ALTOONA, Pa. — The 29th annual African American Read-In Chain will take place at Penn State Altoona on Feb. 12. This year’s theme is "African Diaspora Writers in the U.S."
Contemporary African authors living and writing in the United States have introduced different voices and dialogues into the larger American experience in their poetry, fiction, memoirs and dramatic texts. Being African and American at the same time, these writers have a stake in the wellbeing of their homelands, and their hearts are still connected to Africa.
The Read-In Chain takes place Monday, Feb. 12, with “Monday Marathon,” an Open Mic Read-In held in the Misciagna Family Center for Performing Arts. From 9 a.m. to 5 p.m., various presentations, readings and performances will take place to celebrate African-American authors and artists. The Penn State Altoona and Blair County communities are invited to drop in any time throughout the day to participate or listen and enjoy.
From noon to 1 p.m. the keynote presentation “Writing the World: The Poetry of African Women in the Diaspora,” by Gabeba Baderoon, will take place in the Misciagna Center.
Baderoon is the author of "Regarding Muslims: from Slavery to Post-apartheid," awarded the 2017 Best Non-fiction Monograph Award from the National Institute for the Humanities and Social Sciences, as well as the poetry collections "The Dream in the Next Body," "The Museum of Ordinary Life" and "A Hundred Silences." She received the Daimler Award for South African Poetry and is a Fellow of the Stellenbosch Institute for Advanced Study.
Baderoon is a member of the editorial board of the African Poetry Book Fund and an Extraordinary Professor of English at Stellenbosch University. She teaches women’s, gender and sexuality studies and African studies at University Park, where she co-directs the African Feminist Initiative with Alicia Decker.
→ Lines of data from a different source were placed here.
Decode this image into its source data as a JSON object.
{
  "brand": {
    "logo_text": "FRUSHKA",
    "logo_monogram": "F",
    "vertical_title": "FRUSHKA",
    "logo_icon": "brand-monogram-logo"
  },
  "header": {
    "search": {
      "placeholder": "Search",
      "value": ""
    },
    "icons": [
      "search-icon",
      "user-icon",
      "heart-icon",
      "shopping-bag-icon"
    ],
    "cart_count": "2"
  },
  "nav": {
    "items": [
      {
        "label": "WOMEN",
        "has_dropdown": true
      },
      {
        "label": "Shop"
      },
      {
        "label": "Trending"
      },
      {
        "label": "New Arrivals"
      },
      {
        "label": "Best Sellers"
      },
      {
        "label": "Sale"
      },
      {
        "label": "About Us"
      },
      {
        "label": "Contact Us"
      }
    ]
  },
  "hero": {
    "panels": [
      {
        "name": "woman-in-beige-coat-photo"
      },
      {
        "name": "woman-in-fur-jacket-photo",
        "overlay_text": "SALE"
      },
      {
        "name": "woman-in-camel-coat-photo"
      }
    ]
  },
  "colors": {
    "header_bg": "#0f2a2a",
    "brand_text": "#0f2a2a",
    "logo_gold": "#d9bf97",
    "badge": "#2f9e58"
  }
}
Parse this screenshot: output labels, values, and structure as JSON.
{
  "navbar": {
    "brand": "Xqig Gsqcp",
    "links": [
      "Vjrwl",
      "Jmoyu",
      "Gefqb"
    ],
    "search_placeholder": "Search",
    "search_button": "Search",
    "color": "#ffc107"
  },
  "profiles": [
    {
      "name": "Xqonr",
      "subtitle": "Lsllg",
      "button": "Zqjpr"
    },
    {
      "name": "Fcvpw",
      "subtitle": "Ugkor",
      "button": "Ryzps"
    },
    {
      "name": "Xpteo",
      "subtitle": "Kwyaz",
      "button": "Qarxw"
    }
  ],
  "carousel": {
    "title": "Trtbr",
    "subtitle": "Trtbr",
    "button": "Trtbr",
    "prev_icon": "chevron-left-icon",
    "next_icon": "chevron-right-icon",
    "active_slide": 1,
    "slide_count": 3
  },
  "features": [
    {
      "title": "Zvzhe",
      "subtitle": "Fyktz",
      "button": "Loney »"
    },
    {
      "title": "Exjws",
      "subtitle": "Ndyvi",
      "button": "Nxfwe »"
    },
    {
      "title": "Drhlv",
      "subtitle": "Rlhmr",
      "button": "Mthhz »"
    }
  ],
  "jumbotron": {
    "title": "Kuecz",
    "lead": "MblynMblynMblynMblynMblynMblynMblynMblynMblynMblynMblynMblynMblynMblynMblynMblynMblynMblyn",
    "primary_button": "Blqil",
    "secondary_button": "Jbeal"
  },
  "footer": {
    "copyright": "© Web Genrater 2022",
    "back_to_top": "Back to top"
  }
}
At 5:30 p.m., Tsitsi Jaji, featured author of the 2018 African American Read-In at Penn State Altoona, will give a reading of her works in the Titelman Study of Misciagna.
Jaji’s poetry collection, "Beating the Graves," was published in 2017 after receiving an honorable mention for the 2015 Sillerman Prize. Her chapbook, "Carnaval," appeared in the first "New Generation African Poets" box set, and her poems can also be found in in Bitter Oleander, Prairie Schooner, Black Renaissance Noire, Madison Review, and ElevenEleven. Her scholarly book, "Africa in Stereo: Music, Modernism and Pan-African Solidarity," received the African Literature Association’s First Book Award. She has given readings at the Library of Congress, United Nations, and Poetry Foundation in Chicago, and taught workshops in her home country, Zimbabwe.
Jaji is an associate professor of English and African & African American studies at Duke University. She is currently a fellow at the National Humanities Center, and has previously held fellowships at the Schomburg Center (NEH), Radcliffe Institute at Harvard, and at the Society for the Humanities at Cornell (Mellon).
The poetry reading will be followed by a book signing.
Those interested in signing up to read or perform, or who have questions about the Monday Marathon, contact Megan Simpson at [email protected].
All events are free and open to the public and sponsored by the African American Read-In at Penn State Altoona.